School Board Games

Joe Albright of Jersey Journal wonders aloud whether Senate President Dick Codey is “running out the clock” on legislation that would move school board elections from April to November. Codey has scheduled only two voting sessions, February 23d and March 16th. Comments Albright, Lawmakers, who often talk about “participatory democracy” and reducing local costs, should embrace the April to November switch. The New Jersey Education Association consistently opposes November elections. The union’s critics claim the …

Your Federal Tax Dollars at Work

My Central Jersey reports that a group of 13 teachers and administrators from Edison used a $897,500 federal grant to travel to India for 12 days to learn how to jumpstart a new course in Hindi at the two district high schools. Maybe the kids in Edison can plan for careers in providing stateside tech support for computer-challenged Indians.

Teacher Pay Palaver

The lead article in the Star-Ledger today says that the economic recession is slightly influencing teacher contract talks, but not without some blowback by the NJEA. According to NJSBA, the average salary increase in New Jersey for the 2004-2005 school year was 4.69%, but for contracts negotiated since October the average is 4.4%. Statistical aberration or trend? NJEA says the economy should have no impact on teacher salaries. According to the Star-Ledger, NJEA spokeswoman Christy …

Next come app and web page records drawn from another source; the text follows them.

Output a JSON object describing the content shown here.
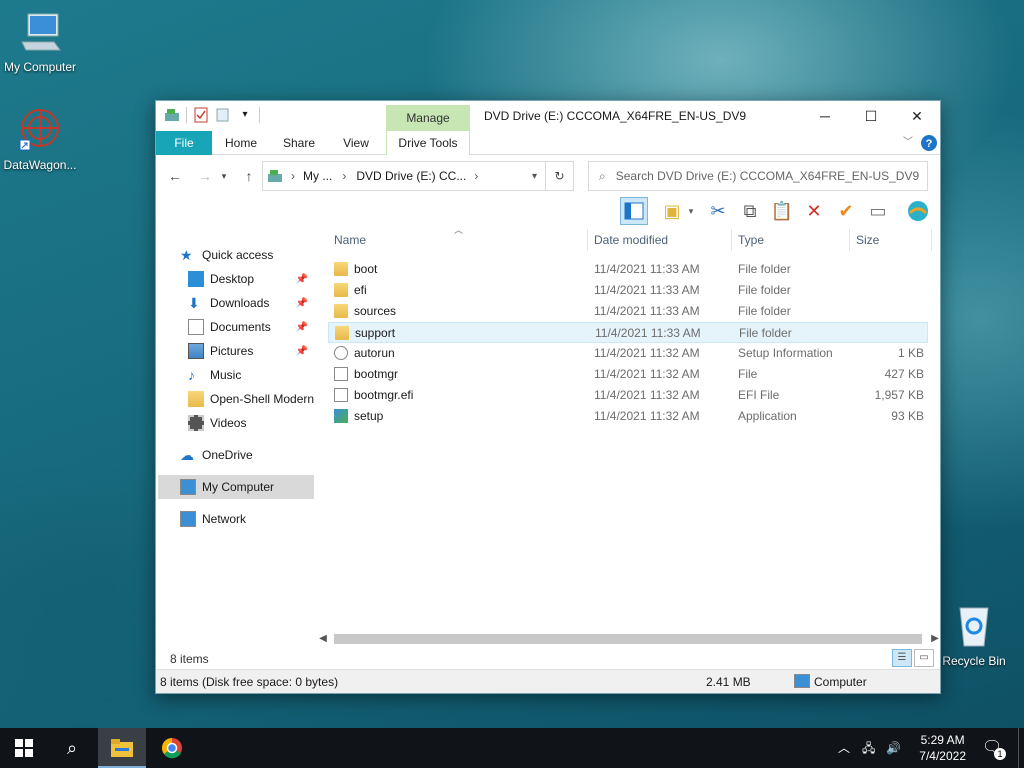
{
  "desktop": {
    "icons": [
      {
        "label": "My Computer"
      },
      {
        "label": "DataWagon..."
      },
      {
        "label": "Recycle Bin"
      }
    ]
  },
  "window": {
    "manage_label": "Manage",
    "title": "DVD Drive (E:) CCCOMA_X64FRE_EN-US_DV9",
    "tabs": {
      "file": "File",
      "home": "Home",
      "share": "Share",
      "view": "View",
      "drive_tools": "Drive Tools"
    },
    "address": {
      "seg1": "My ...",
      "seg2": "DVD Drive (E:) CC..."
    },
    "search_placeholder": "Search DVD Drive (E:) CCCOMA_X64FRE_EN-US_DV9"
  },
  "nav": {
    "quick_access": "Quick access",
    "desktop": "Desktop",
    "downloads": "Downloads",
    "documents": "Documents",
    "pictures": "Pictures",
    "music": "Music",
    "openshell": "Open-Shell Modern",
    "videos": "Videos",
    "onedrive": "OneDrive",
    "mycomputer": "My Computer",
    "network": "Network"
  },
  "columns": {
    "name": "Name",
    "date": "Date modified",
    "type": "Type",
    "size": "Size"
  },
  "files": [
    {
      "name": "boot",
      "date": "11/4/2021 11:33 AM",
      "type": "File folder",
      "size": ""
    },
    {
      "name": "efi",
      "date": "11/4/2021 11:33 AM",
      "type": "File folder",
      "size": ""
    },
    {
      "name": "sources",
      "date": "11/4/2021 11:33 AM",
      "type": "File folder",
      "size": ""
    },
    {
      "name": "support",
      "date": "11/4/2021 11:33 AM",
      "type": "File folder",
      "size": ""
    },
    {
      "name": "autorun",
      "date": "11/4/2021 11:32 AM",
      "type": "Setup Information",
      "size": "1 KB"
    },
    {
      "name": "bootmgr",
      "date": "11/4/2021 11:32 AM",
      "type": "File",
      "size": "427 KB"
    },
    {
      "name": "bootmgr.efi",
      "date": "11/4/2021 11:32 AM",
      "type": "EFI File",
      "size": "1,957 KB"
    },
    {
      "name": "setup",
      "date": "11/4/2021 11:32 AM",
      "type": "Application",
      "size": "93 KB"
    }
  ],
  "footer": {
    "item_count": "8 items",
    "status_left": "8 items (Disk free space: 0 bytes)",
    "status_size": "2.41 MB",
    "status_location": "Computer"
  },
  "taskbar": {
    "time": "5:29 AM",
    "date": "7/4/2022",
    "notification_count": "1"
  }
}
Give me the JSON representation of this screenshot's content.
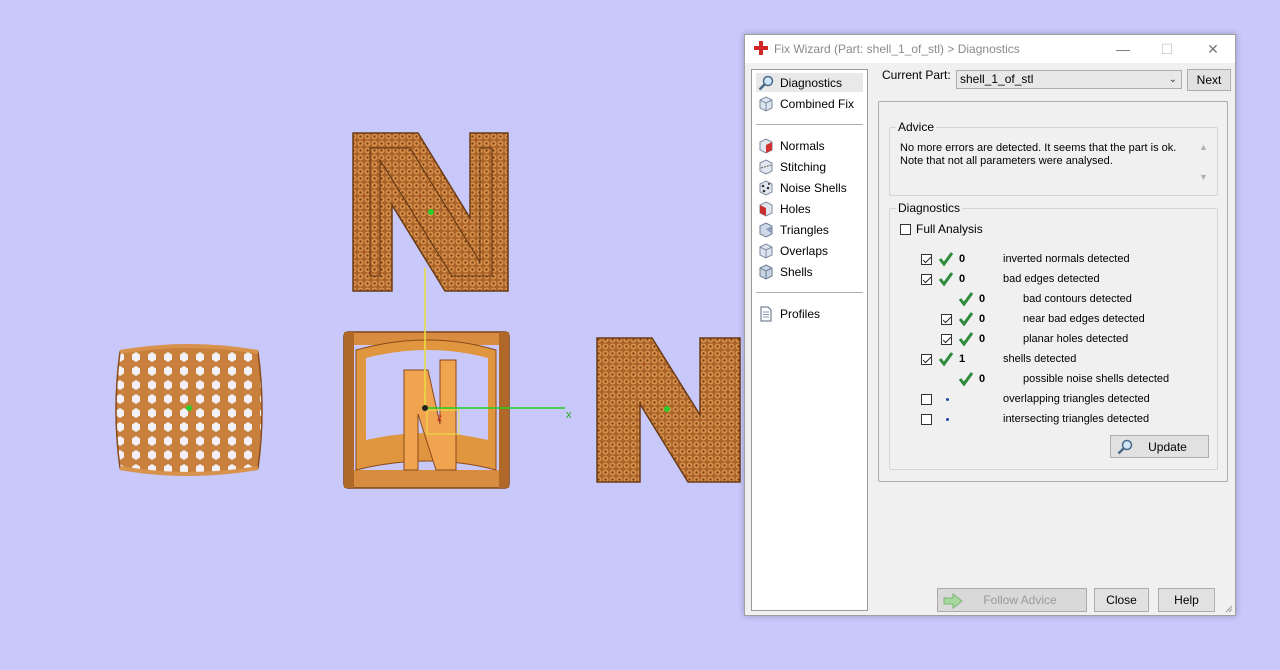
{
  "window": {
    "title": "Fix Wizard (Part: shell_1_of_stl) > Diagnostics",
    "minimize_glyph": "—",
    "maximize_glyph": "☐",
    "close_glyph": "✕"
  },
  "nav": {
    "items": [
      {
        "label": "Diagnostics",
        "icon": "magnifier-icon"
      },
      {
        "label": "Combined Fix",
        "icon": "cube-icon"
      },
      {
        "label": "Normals",
        "icon": "normals-cube-icon"
      },
      {
        "label": "Stitching",
        "icon": "stitching-cube-icon"
      },
      {
        "label": "Noise Shells",
        "icon": "noise-shells-icon"
      },
      {
        "label": "Holes",
        "icon": "holes-cube-icon"
      },
      {
        "label": "Triangles",
        "icon": "triangles-cube-icon"
      },
      {
        "label": "Overlaps",
        "icon": "overlaps-cube-icon"
      },
      {
        "label": "Shells",
        "icon": "shells-cube-icon"
      },
      {
        "label": "Profiles",
        "icon": "document-icon"
      }
    ]
  },
  "part": {
    "label": "Current Part:",
    "value": "shell_1_of_stl",
    "next_label": "Next"
  },
  "advice": {
    "title": "Advice",
    "line1": "No more errors are detected. It seems that the part is ok.",
    "line2": "Note that not all parameters were analysed."
  },
  "diagnostics": {
    "title": "Diagnostics",
    "full_analysis_label": "Full Analysis",
    "rows": [
      {
        "checkbox": "checked",
        "status": "ok",
        "count": "0",
        "label": "inverted normals detected"
      },
      {
        "checkbox": "checked",
        "status": "ok",
        "count": "0",
        "label": "bad edges detected"
      },
      {
        "checkbox": "none",
        "status": "ok",
        "count": "0",
        "label": "bad contours detected"
      },
      {
        "checkbox": "checked",
        "status": "ok",
        "count": "0",
        "label": "near bad edges detected"
      },
      {
        "checkbox": "checked",
        "status": "ok",
        "count": "0",
        "label": "planar holes detected"
      },
      {
        "checkbox": "checked",
        "status": "ok",
        "count": "1",
        "label": "shells detected"
      },
      {
        "checkbox": "none",
        "status": "ok",
        "count": "0",
        "label": "possible noise shells detected"
      },
      {
        "checkbox": "unchecked",
        "status": "unknown",
        "count": "",
        "label": "overlapping triangles detected"
      },
      {
        "checkbox": "unchecked",
        "status": "unknown",
        "count": "",
        "label": "intersecting triangles detected"
      }
    ],
    "update_label": "Update"
  },
  "footer": {
    "follow_advice_label": "Follow Advice",
    "close_label": "Close",
    "help_label": "Help"
  },
  "viewport": {
    "axis_x_label": "x",
    "axis_z_label": "z",
    "letter": "N"
  },
  "colors": {
    "background": "#c8c8fa",
    "part_orange": "#c87a38",
    "check_green": "#2e8b3a",
    "axis_green": "#22cc22",
    "axis_yellow": "#e8e040"
  }
}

It’s the NJEA, Stupid

The Beacon, a weekly paper in Lambertville (Hunterdon County), praises two local school districts for freezing administrators’ salaries for the coming year. Lambertville Public School and West Amwell Elementary School share a superintendent and a business administrator. What’s that save them? $10K? Hey, it’s real money. At any rate, the editorial, perhaps inadvertently, gets to the real point of this new trend (yes, it’s a trend) of freezing the salaries of top administrators, often at …

Abbott vs. SFRA

The Asbury Park Press has a well-reasoned editorial today on why Corzine should reverse his preschool plans right now. This past Spring Corzine announced to great fanfare that the DOE would roll out mandates requiring school districts to provide full-day preschool to all low-income 3 and 4 year old children. This plan, in its original conception, had the State providing about $12,000 per child per year. As it has become clearer that the State won’t …

Sunday Leftovers

Prison Prep?: Martin Perez, of the Latino Leadership Alliance of NJ, testifies on the connection between failing schools in cities like Newark and Camden, wasted money, and inevitable imprisonment: New Jersey spends more per pupil on education than any other state in the nation, and within New Jersey urban districts spend more than any others: Newark at $25,000 per pupil; Camden at $30,000 per pupil. Yet these districts graduate an overwhelmingly disproportionate percentage of its …

Elizabethean Manners

The Star-Ledger reports that a group of enraged parents have filed a court injunction against the Elizabeth Board of Education for limiting their public comment during public board meetings. The Board passed a resolution last month that requires residents who wish to speak at Board meetings to sign in beforehand. The resolution also limits speaking time for residents to three minutes and gives the Board President the right to cut off comments for a variety …

Stale Doughnuts

The Star-Ledger reports on a bill making its way through the Assembly that would force N.J.’s dozen “doughnut” municipalities to merge. Doughnuts are small towns completely encapsulated by larger towns; for example, the borough of Metuchen is surrounded by the city of Edison and Princeton Borough is the hole in the doughnut of Princeton Township. Reed Gusciora, who is sponsoring the measure, thinks it would reduce costs through shared services, though the Ledger says the …

Trenton Conundrum

As Governor Corzine and Lucille Davy continue to woo the court to replace the Abbott rulings with the new School Funding Reform Act, the Trenton Times has a piece today on one of our 31 Abbott districts, Trenton. The Times reports that because the State has frozen Trenton’s aid to last year’s number — $222,000,000 – the Board of Education there is planning various staffing and programming cuts to make up the difference. While Trenton …

Michelle Rhee Pushes On

Michelle Rhee, Chancellor of the D.C. Public Schools and enemy of the tenured educator, makes nice to teachers in today’s Washington Post: I often speak of our district’s performance data with sadness and outrage. The situation for our city’s children is dire. Yet while I acknowledge the seriousness of the work we face, I want to be clear about something: I do not blame teachers for the low achievement levels. Her offer to the D.C. …